Extract every entry word for word.
··· EXTRACTED ENTRIES
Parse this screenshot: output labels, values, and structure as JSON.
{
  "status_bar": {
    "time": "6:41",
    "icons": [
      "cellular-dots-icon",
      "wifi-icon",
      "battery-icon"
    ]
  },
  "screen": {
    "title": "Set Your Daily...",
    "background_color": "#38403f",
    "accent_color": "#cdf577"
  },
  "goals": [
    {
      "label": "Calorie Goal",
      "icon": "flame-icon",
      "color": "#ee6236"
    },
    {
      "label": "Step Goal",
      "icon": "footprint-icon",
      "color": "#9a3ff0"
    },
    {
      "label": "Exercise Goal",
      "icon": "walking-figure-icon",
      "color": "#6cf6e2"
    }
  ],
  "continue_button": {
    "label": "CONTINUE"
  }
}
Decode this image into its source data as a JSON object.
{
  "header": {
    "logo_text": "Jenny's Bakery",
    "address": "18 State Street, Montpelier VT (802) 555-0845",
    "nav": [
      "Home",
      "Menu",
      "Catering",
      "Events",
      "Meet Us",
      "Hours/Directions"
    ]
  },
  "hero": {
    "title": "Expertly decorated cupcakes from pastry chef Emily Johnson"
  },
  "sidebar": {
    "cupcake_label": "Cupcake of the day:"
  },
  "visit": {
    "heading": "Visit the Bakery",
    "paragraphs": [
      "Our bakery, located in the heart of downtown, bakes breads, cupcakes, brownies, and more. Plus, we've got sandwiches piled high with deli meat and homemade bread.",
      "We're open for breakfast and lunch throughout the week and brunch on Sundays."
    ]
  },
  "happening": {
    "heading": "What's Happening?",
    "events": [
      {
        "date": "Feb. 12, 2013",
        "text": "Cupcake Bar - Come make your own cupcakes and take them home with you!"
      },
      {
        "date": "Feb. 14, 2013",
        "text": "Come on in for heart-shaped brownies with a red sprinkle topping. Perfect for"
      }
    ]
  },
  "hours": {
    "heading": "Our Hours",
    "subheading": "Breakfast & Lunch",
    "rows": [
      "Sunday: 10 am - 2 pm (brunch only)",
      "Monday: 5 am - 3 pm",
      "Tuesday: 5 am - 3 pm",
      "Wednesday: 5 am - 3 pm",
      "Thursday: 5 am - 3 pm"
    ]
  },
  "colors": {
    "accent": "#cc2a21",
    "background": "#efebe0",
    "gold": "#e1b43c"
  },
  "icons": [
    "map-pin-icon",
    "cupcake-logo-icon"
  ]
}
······
### ANSWER TO THIS TASK
Parse this screenshot: output labels, values, and structure as JSON.
{
  "status_bar": {
    "time": "6:41",
    "icons": [
      "cellular-dots-icon",
      "wifi-icon",
      "battery-icon"
    ]
  },
  "screen": {
    "title": "Set Your Daily...",
    "background_color": "#38403f",
    "accent_color": "#cdf577"
  },
  "goals": [
    {
      "label": "Calorie Goal",
      "icon": "flame-icon",
      "color": "#ee6236"
    },
    {
      "label": "Step Goal",
      "icon": "footprint-icon",
      "color": "#9a3ff0"
    },
    {
      "label": "Exercise Goal",
      "icon": "walking-figure-icon",
      "color": "#6cf6e2"
    }
  ],
  "continue_button": {
    "label": "CONTINUE"
  }
}
Decode this image into its source data as a JSON object.
{
  "header": {
    "logo_text": "Jenny's Bakery",
    "address": "18 State Street, Montpelier VT (802) 555-0845",
    "nav": [
      "Home",
      "Menu",
      "Catering",
      "Events",
      "Meet Us",
      "Hours/Directions"
    ]
  },
  "hero": {
    "title": "Expertly decorated cupcakes from pastry chef Emily Johnson"
  },
  "sidebar": {
    "cupcake_label": "Cupcake of the day:"
  },
  "visit": {
    "heading": "Visit the Bakery",
    "paragraphs": [
      "Our bakery, located in the heart of downtown, bakes breads, cupcakes, brownies, and more. Plus, we've got sandwiches piled high with deli meat and homemade bread.",
      "We're open for breakfast and lunch throughout the week and brunch on Sundays."
    ]
  },
  "happening": {
    "heading": "What's Happening?",
    "events": [
      {
        "date": "Feb. 12, 2013",
        "text": "Cupcake Bar - Come make your own cupcakes and take them home with you!"
      },
      {
        "date": "Feb. 14, 2013",
        "text": "Come on in for heart-shaped brownies with a red sprinkle topping. Perfect for"
      }
    ]
  },
  "hours": {
    "heading": "Our Hours",
    "subheading": "Breakfast & Lunch",
    "rows": [
      "Sunday: 10 am - 2 pm (brunch only)",
      "Monday: 5 am - 3 pm",
      "Tuesday: 5 am - 3 pm",
      "Wednesday: 5 am - 3 pm",
      "Thursday: 5 am - 3 pm"
    ]
  },
  "colors": {
    "accent": "#cc2a21",
    "background": "#efebe0",
    "gold": "#e1b43c"
  },
  "icons": [
    "map-pin-icon",
    "cupcake-logo-icon"
  ]
}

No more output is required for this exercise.